Ad-36 has been found to enhance the expression of genes involved in lipid metabolism, leading to increased lipid accumulation in adipocytes.
Some studies have reported that Ad-36 infection improves insulin sensitivity, which may paradoxically contribute to weight gain by promoting glucose uptake and storage in adipose tissue.
Evidence from Animal Studies
Several animal studies have provided direct evidence for the role of adenoviruses in obesity. Infection with Ad-36 has been shown to cause significant weight gain and increased body fat in various animal models, including mice, rats, and chickens.
Evidence from Human Studies
The evidence linking adenoviruses to obesity in humans is primarily based on seroprevalence studies, which have reported a higher prevalence of Ad-36 antibodies in obese individuals compared to lean individuals. Some longitudinal studies have also suggested that Ad-36 seropositivity is associated with an increased risk of weight gain over time. However, these associative studies cannot establish a causal relationship between Ad-36 infection and obesity, and more research is needed to determine the potential role of adenoviruses in human obesity.
Other Infectious Agents
In addition to the gut microbiota and adenoviruses, other infectious agents have been proposed to contribute to obesity, including:
Certain bacterial infections, such as Helicobacter pylori and Chlamydia pneumoniae, have been linked to obesity in some studies. However, the evidence is limited and inconsistent, and further research is needed to clarify these relationships.
Other viruses, such as hepatitis C virus (HCV) and human immunodeficiency virus (HIV), have been associated with obesity and metabolic disorders, although the mechanisms are not well understood and may be indirect, such as through alterations in immune function or the side effects of antiviral medications.
Some parasites, such as Toxoplasma gondii, have been proposed to influence obesity by modulating host metabolism and behavior. However, the evidence is scarce and largely speculative.

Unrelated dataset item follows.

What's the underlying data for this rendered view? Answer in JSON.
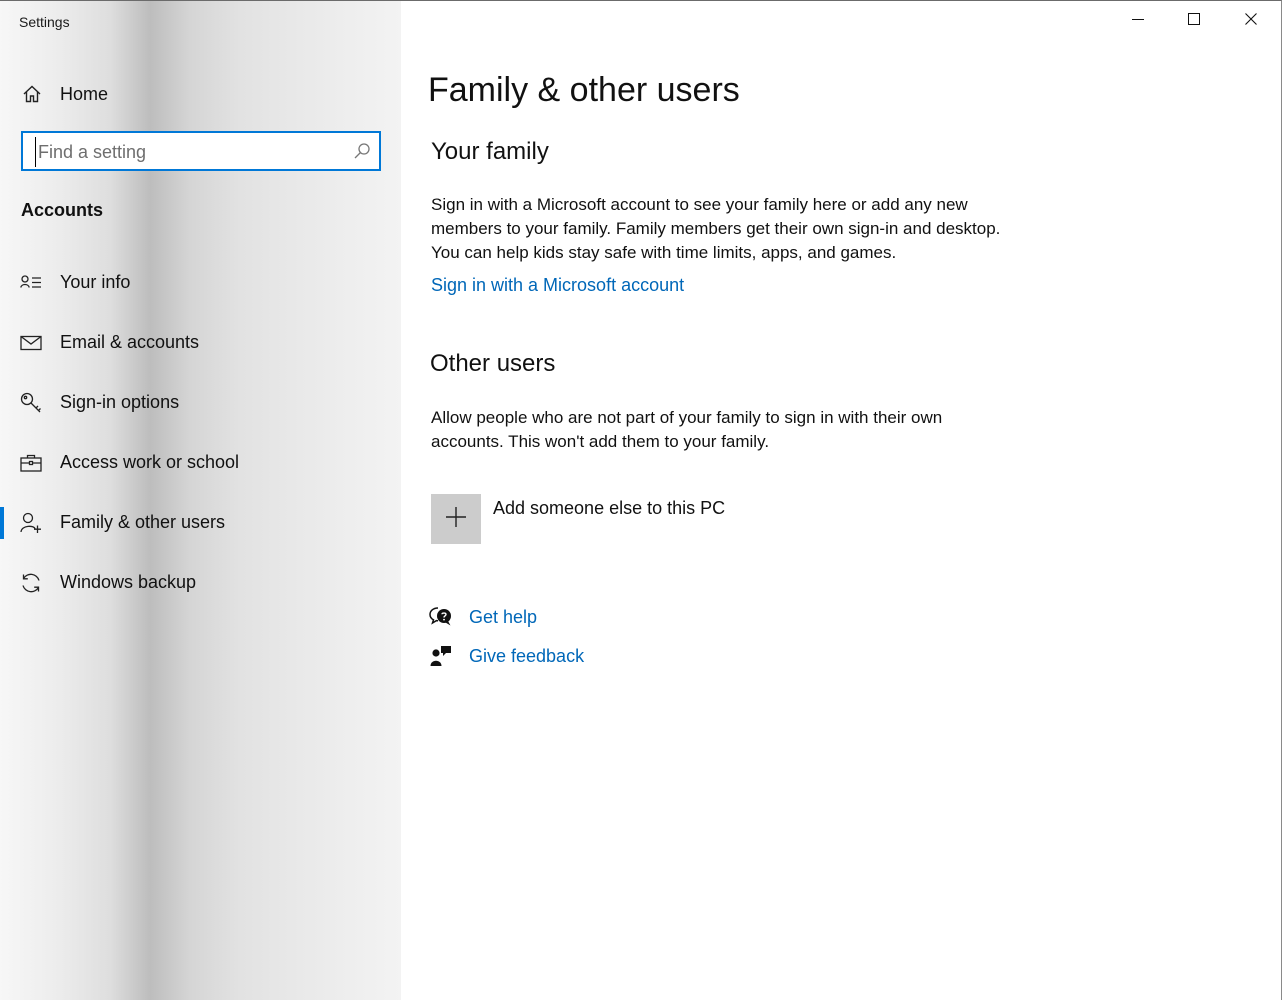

In conclusion, there is growing evidence to suggest that obesity may have an infectious component, with research implicating the gut microbiota, adenoviruses, and other infectious agents in the development of obesity. While animal studies have provided direct evidence for the role of these microbes in obesity, human studies are primarily associative and cannot establish causality. More research is needed to elucidate the mechanisms underlying the infectious hypothesis of obesity and to explore potential therapeutic interventions targeting the gut microbiota and other infectious agents.